- Work request -
Find every line in the records that holds the string "title". Copy each one.

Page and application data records
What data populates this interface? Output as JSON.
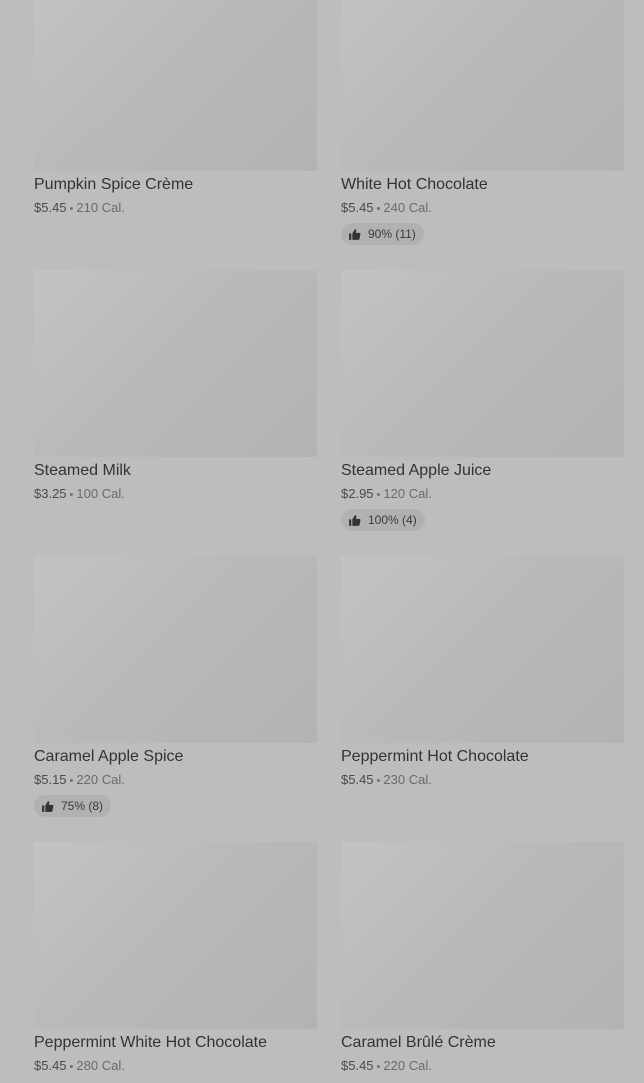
{
  "menu": {
    "items": [
      {
        "name": "Pumpkin Spice Crème",
        "price": "$5.45",
        "separator": "•",
        "calories": "210 Cal.",
        "rating": null
      },
      {
        "name": "White Hot Chocolate",
        "price": "$5.45",
        "separator": "•",
        "calories": "240 Cal.",
        "rating": "90% (11)"
      },
      {
        "name": "Steamed Milk",
        "price": "$3.25",
        "separator": "•",
        "calories": "100 Cal.",
        "rating": null
      },
      {
        "name": "Steamed Apple Juice",
        "price": "$2.95",
        "separator": "•",
        "calories": "120 Cal.",
        "rating": "100% (4)"
      },
      {
        "name": "Caramel Apple Spice",
        "price": "$5.15",
        "separator": "•",
        "calories": "220 Cal.",
        "rating": "75% (8)"
      },
      {
        "name": "Peppermint Hot Chocolate",
        "price": "$5.45",
        "separator": "•",
        "calories": "230 Cal.",
        "rating": null
      },
      {
        "name": "Peppermint White Hot Chocolate",
        "price": "$5.45",
        "separator": "•",
        "calories": "280 Cal.",
        "rating": null
      },
      {
        "name": "Caramel Brûlé Crème",
        "price": "$5.45",
        "separator": "•",
        "calories": "220 Cal.",
        "rating": null
      }
    ]
  },
  "icons": {
    "rating": "thumbs-up-icon"
  },
  "colors": {
    "overlay_background": "#bdbdbd",
    "image_placeholder": "#b9b9b9",
    "rating_pill": "#b1b1b1"
  }
}
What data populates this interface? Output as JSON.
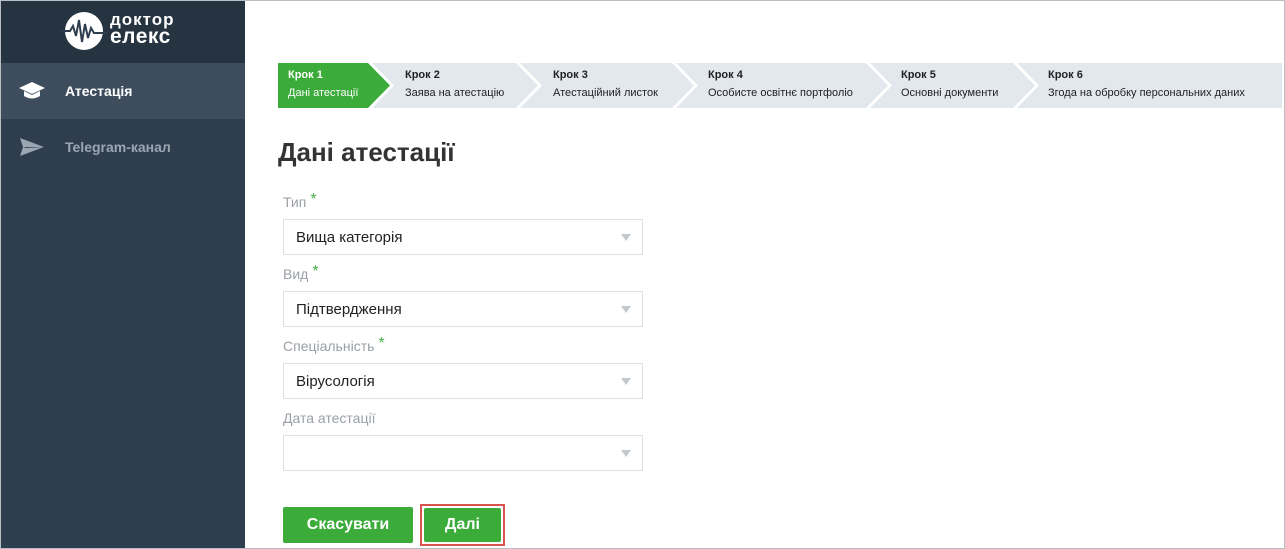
{
  "brand": {
    "line1": "доктор",
    "line2": "елекс"
  },
  "sidebar": {
    "items": [
      {
        "label": "Атестація",
        "icon": "graduation-cap-icon",
        "active": true
      },
      {
        "label": "Telegram-канал",
        "icon": "paper-plane-icon",
        "active": false
      }
    ]
  },
  "wizard": {
    "steps": [
      {
        "step": "Крок 1",
        "title": "Дані атестації",
        "active": true
      },
      {
        "step": "Крок 2",
        "title": "Заява на атестацію",
        "active": false
      },
      {
        "step": "Крок 3",
        "title": "Атестаційний листок",
        "active": false
      },
      {
        "step": "Крок 4",
        "title": "Особисте освітнє портфоліо",
        "active": false
      },
      {
        "step": "Крок 5",
        "title": "Основні документи",
        "active": false
      },
      {
        "step": "Крок 6",
        "title": "Згода на обробку персональних даних",
        "active": false
      }
    ]
  },
  "page": {
    "title": "Дані атестації"
  },
  "form": {
    "type": {
      "label": "Тип",
      "required": "*",
      "value": "Вища категорія"
    },
    "kind": {
      "label": "Вид",
      "required": "*",
      "value": "Підтвердження"
    },
    "specialty": {
      "label": "Спеціальність",
      "required": "*",
      "value": "Вірусологія"
    },
    "date": {
      "label": "Дата атестації",
      "value": ""
    }
  },
  "buttons": {
    "cancel": "Скасувати",
    "next": "Далі"
  },
  "colors": {
    "sidebar": "#2f3e4e",
    "sidebar_active": "#3d4d5e",
    "accent_green": "#3bab3a",
    "step_inactive": "#e3e8ef",
    "highlight_red": "#d9534f"
  }
}
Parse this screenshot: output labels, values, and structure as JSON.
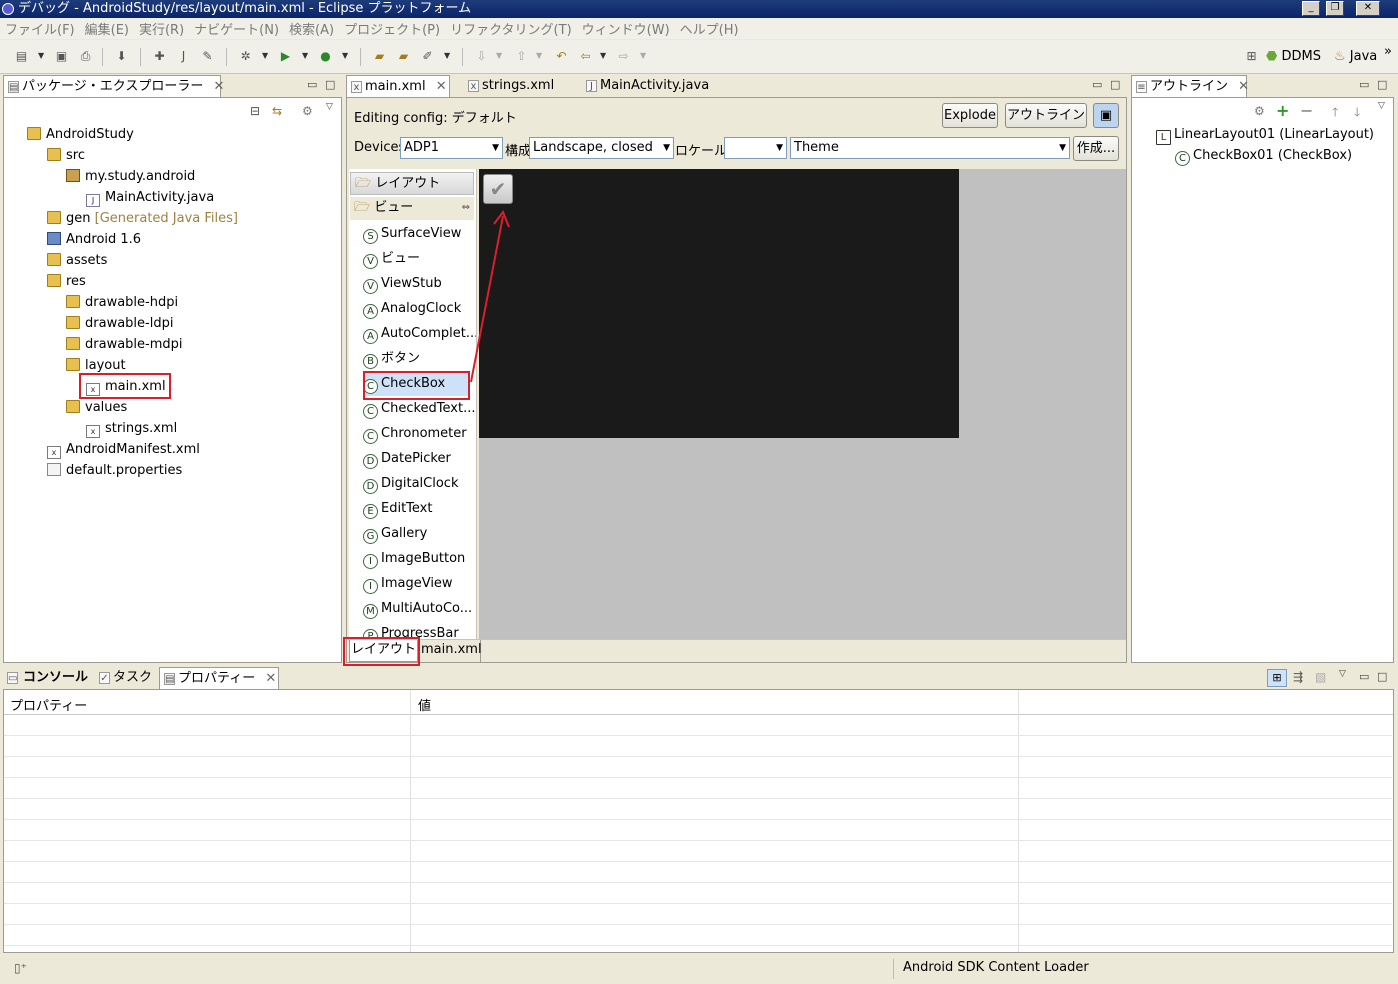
{
  "window": {
    "title": "デバッグ - AndroidStudy/res/layout/main.xml - Eclipse プラットフォーム",
    "controls": [
      "_",
      "❐",
      "✕"
    ]
  },
  "menu": [
    "ファイル(F)",
    "編集(E)",
    "実行(R)",
    "ナビゲート(N)",
    "検索(A)",
    "プロジェクト(P)",
    "リファクタリング(T)",
    "ウィンドウ(W)",
    "ヘルプ(H)"
  ],
  "perspectives": {
    "ddms": "DDMS",
    "java": "Java",
    "more": "»"
  },
  "package_explorer": {
    "tab_label": "パッケージ・エクスプローラー",
    "tree": [
      {
        "label": "AndroidStudy",
        "icon": "project-icon"
      },
      {
        "label": "src",
        "icon": "folder-icon"
      },
      {
        "label": "my.study.android",
        "icon": "package-icon"
      },
      {
        "label": "MainActivity.java",
        "icon": "java-file-icon"
      },
      {
        "label": "gen",
        "extra": "[Generated Java Files]",
        "icon": "folder-icon"
      },
      {
        "label": "Android 1.6",
        "icon": "library-icon"
      },
      {
        "label": "assets",
        "icon": "folder-icon"
      },
      {
        "label": "res",
        "icon": "folder-icon"
      },
      {
        "label": "drawable-hdpi",
        "icon": "folder-icon"
      },
      {
        "label": "drawable-ldpi",
        "icon": "folder-icon"
      },
      {
        "label": "drawable-mdpi",
        "icon": "folder-icon"
      },
      {
        "label": "layout",
        "icon": "folder-icon"
      },
      {
        "label": "main.xml",
        "icon": "xml-file-icon"
      },
      {
        "label": "values",
        "icon": "folder-icon"
      },
      {
        "label": "strings.xml",
        "icon": "xml-file-icon"
      },
      {
        "label": "AndroidManifest.xml",
        "icon": "xml-file-icon"
      },
      {
        "label": "default.properties",
        "icon": "properties-file-icon"
      }
    ]
  },
  "editor": {
    "tabs": [
      "main.xml",
      "strings.xml",
      "MainActivity.java"
    ],
    "config_label": "Editing config: デフォルト",
    "explode_label": "Explode",
    "outline_label": "アウトライン",
    "devices_label": "Devices",
    "device_value": "ADP1",
    "config_label2": "構成",
    "config_value": "Landscape, closed",
    "locale_label": "ロケール",
    "locale_value": "",
    "theme_value": "Theme",
    "create_label": "作成...",
    "palette_sections": [
      "レイアウト",
      "ビュー"
    ],
    "palette_items": [
      {
        "glyph": "S",
        "label": "SurfaceView"
      },
      {
        "glyph": "V",
        "label": "ビュー"
      },
      {
        "glyph": "V",
        "label": "ViewStub"
      },
      {
        "glyph": "A",
        "label": "AnalogClock"
      },
      {
        "glyph": "A",
        "label": "AutoComplet..."
      },
      {
        "glyph": "B",
        "label": "ボタン"
      },
      {
        "glyph": "C",
        "label": "CheckBox"
      },
      {
        "glyph": "C",
        "label": "CheckedText..."
      },
      {
        "glyph": "C",
        "label": "Chronometer"
      },
      {
        "glyph": "D",
        "label": "DatePicker"
      },
      {
        "glyph": "D",
        "label": "DigitalClock"
      },
      {
        "glyph": "E",
        "label": "EditText"
      },
      {
        "glyph": "G",
        "label": "Gallery"
      },
      {
        "glyph": "I",
        "label": "ImageButton"
      },
      {
        "glyph": "I",
        "label": "ImageView"
      },
      {
        "glyph": "M",
        "label": "MultiAutoCo..."
      },
      {
        "glyph": "P",
        "label": "ProgressBar"
      }
    ],
    "bottom_tabs": [
      "レイアウト",
      "main.xml"
    ]
  },
  "outline": {
    "tab_label": "アウトライン",
    "items": [
      {
        "glyph": "L",
        "label": "LinearLayout01 (LinearLayout)"
      },
      {
        "glyph": "C",
        "label": "CheckBox01 (CheckBox)"
      }
    ]
  },
  "bottom_panel": {
    "tabs": [
      "コンソール",
      "タスク",
      "プロパティー"
    ],
    "columns": [
      "プロパティー",
      "値"
    ]
  },
  "status": {
    "loader_text": "Android SDK Content Loader"
  },
  "colors": {
    "highlight_red": "#d8202c",
    "selection_blue": "#cde2f9",
    "canvas_dark": "#1a1a1a",
    "canvas_gray": "#c0c0c0"
  }
}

- Answer area -
        "title": "Дані атестації",
        "title": "Заява на атестацію",
        "title": "Атестаційний листок",
        "title": "Особисте освітнє портфоліо",
        "title": "Основні документи",
        "title": "Згода на обробку персональних даних",
    "title": "Дані атестації"
    "title": "デバッグ - AndroidStudy/res/layout/main.xml - Eclipse プラットフォーム",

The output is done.